▸ **ACTION ITEM**:
The only thing to send back is the number of lines below that hold the string "timestamp".
[Opening EXTRACTED ENTRIES section]
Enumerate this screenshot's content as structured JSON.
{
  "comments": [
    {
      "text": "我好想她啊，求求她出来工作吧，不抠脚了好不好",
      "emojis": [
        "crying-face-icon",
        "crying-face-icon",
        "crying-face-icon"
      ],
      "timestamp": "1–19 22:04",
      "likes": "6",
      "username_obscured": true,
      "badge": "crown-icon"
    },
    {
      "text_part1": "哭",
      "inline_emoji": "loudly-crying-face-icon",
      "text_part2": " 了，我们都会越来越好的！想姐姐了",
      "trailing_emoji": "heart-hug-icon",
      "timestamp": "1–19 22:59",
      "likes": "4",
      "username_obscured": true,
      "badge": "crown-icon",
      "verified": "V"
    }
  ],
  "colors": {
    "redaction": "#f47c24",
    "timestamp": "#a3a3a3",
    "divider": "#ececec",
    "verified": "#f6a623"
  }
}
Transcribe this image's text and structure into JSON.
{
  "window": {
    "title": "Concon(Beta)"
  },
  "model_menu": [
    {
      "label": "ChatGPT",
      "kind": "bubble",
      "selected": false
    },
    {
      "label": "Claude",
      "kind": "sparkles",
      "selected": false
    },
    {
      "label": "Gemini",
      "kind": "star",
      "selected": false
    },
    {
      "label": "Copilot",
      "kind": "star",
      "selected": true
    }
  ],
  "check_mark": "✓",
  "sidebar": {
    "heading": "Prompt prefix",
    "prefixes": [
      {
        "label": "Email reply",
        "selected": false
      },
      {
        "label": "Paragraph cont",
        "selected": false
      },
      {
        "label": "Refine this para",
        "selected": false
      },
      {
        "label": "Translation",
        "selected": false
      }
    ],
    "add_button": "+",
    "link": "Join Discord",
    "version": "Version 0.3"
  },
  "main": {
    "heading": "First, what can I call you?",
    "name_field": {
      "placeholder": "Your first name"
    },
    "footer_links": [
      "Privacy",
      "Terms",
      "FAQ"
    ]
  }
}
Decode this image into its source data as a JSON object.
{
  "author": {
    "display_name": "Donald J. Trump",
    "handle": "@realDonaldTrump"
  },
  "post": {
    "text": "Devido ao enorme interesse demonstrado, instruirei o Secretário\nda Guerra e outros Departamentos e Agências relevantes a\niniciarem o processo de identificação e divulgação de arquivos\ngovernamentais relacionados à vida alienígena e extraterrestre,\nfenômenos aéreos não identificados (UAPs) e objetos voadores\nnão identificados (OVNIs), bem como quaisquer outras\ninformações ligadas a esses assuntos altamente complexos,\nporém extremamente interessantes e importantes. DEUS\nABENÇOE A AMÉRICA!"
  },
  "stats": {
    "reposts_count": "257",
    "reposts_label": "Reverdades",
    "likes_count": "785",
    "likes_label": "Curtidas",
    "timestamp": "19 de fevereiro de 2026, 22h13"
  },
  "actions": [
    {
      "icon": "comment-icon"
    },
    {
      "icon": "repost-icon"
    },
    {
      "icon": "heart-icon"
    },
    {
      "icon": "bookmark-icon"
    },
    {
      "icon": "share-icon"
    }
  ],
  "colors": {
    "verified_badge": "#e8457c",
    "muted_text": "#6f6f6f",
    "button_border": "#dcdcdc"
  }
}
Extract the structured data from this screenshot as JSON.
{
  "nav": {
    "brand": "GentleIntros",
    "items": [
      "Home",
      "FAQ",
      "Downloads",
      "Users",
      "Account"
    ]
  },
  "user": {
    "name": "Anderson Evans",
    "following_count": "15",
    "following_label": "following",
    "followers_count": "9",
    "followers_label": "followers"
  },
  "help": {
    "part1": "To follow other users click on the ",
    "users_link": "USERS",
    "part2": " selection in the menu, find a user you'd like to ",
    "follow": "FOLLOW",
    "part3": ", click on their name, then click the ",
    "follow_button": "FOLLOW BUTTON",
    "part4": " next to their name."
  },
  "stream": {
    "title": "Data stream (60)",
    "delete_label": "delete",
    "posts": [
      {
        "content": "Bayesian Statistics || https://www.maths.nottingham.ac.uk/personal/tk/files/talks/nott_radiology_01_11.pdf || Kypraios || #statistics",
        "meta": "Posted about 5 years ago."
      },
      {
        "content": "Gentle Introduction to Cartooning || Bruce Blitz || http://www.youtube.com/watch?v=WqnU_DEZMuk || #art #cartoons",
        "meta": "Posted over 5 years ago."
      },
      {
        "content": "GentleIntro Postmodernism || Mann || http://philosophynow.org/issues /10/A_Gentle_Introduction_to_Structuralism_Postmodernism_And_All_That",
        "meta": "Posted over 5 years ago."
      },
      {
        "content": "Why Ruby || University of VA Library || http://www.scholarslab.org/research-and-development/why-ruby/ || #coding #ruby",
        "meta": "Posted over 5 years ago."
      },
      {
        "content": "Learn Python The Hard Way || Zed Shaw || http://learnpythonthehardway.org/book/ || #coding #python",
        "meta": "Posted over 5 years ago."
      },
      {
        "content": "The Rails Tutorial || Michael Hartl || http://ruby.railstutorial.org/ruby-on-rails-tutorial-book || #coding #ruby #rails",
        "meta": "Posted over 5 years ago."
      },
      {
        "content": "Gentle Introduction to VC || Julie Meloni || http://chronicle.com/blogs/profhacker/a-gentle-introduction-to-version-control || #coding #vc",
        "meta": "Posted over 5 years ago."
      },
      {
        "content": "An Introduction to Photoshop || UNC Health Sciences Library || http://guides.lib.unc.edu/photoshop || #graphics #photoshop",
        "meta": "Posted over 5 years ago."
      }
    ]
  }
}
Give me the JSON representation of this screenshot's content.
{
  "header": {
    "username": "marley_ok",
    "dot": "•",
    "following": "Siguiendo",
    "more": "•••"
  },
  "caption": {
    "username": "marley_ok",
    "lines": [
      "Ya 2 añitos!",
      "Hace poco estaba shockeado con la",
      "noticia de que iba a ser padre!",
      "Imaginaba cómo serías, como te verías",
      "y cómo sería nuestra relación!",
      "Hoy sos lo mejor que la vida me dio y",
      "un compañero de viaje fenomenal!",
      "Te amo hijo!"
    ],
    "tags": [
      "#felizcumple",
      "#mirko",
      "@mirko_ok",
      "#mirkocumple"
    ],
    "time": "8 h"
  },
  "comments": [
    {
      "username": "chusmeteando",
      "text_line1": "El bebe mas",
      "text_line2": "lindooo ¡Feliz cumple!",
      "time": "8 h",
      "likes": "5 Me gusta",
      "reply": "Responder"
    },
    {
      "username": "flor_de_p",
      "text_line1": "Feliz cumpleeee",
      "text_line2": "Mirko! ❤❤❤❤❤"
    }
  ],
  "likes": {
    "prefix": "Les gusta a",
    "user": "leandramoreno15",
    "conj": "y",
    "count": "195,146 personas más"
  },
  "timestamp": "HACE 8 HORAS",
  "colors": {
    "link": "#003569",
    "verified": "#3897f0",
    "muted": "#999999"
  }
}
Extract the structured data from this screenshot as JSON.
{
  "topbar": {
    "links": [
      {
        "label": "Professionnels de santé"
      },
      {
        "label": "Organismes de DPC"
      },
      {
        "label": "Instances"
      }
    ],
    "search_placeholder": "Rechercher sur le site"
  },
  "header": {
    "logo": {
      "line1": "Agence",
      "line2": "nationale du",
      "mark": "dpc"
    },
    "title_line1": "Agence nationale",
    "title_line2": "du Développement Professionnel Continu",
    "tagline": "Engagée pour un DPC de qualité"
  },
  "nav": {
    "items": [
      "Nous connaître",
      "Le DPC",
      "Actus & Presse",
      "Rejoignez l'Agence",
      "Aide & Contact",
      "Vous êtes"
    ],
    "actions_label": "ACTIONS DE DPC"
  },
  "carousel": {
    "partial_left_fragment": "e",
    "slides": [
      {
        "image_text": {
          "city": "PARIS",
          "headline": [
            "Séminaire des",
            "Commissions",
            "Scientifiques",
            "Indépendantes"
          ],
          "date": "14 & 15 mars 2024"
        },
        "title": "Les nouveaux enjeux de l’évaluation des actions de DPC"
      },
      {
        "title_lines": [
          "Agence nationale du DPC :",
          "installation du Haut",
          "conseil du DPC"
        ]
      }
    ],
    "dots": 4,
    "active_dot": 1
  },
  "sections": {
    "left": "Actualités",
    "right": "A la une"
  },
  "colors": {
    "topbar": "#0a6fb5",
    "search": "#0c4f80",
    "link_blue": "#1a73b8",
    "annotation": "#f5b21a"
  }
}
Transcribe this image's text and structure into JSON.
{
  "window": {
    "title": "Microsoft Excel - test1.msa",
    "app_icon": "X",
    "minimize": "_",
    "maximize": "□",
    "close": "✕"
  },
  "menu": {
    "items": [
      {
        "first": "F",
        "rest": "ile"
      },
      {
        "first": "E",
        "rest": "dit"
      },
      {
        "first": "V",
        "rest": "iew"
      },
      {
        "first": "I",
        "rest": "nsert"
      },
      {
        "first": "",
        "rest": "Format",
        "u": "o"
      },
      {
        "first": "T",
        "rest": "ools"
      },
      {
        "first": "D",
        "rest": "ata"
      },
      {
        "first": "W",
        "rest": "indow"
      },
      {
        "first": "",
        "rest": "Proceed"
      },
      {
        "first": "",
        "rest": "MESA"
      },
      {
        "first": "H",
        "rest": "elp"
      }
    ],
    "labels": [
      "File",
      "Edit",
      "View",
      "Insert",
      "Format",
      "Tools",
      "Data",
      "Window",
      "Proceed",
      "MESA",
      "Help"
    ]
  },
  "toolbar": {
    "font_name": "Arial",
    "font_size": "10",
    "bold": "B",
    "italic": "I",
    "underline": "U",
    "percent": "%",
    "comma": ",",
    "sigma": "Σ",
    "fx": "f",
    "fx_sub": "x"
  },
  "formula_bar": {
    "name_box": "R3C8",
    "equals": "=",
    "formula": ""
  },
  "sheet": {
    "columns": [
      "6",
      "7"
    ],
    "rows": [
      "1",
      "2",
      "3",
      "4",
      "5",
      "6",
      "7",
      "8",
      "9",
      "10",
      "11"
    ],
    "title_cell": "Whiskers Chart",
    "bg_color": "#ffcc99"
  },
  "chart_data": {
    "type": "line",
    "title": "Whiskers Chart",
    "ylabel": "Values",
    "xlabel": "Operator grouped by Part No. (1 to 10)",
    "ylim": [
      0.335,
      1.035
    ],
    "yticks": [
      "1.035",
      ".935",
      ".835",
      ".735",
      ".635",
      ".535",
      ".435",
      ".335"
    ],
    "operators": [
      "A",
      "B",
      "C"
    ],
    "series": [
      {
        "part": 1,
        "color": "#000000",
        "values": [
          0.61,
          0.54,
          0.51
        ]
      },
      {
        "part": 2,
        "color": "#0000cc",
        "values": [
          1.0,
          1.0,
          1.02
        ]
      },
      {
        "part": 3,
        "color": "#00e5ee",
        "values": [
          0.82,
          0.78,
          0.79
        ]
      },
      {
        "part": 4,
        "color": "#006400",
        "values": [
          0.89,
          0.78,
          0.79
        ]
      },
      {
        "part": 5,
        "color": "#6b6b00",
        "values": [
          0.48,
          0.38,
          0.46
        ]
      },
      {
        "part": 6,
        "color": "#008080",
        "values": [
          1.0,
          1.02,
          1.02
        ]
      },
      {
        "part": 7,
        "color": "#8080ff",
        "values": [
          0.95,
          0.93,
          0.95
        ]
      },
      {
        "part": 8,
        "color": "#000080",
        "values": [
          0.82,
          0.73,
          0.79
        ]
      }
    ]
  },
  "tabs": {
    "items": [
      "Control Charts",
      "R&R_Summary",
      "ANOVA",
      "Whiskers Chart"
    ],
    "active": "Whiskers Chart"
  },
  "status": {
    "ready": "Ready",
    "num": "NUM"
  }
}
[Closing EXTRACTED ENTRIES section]
▸ **REPLY**:
5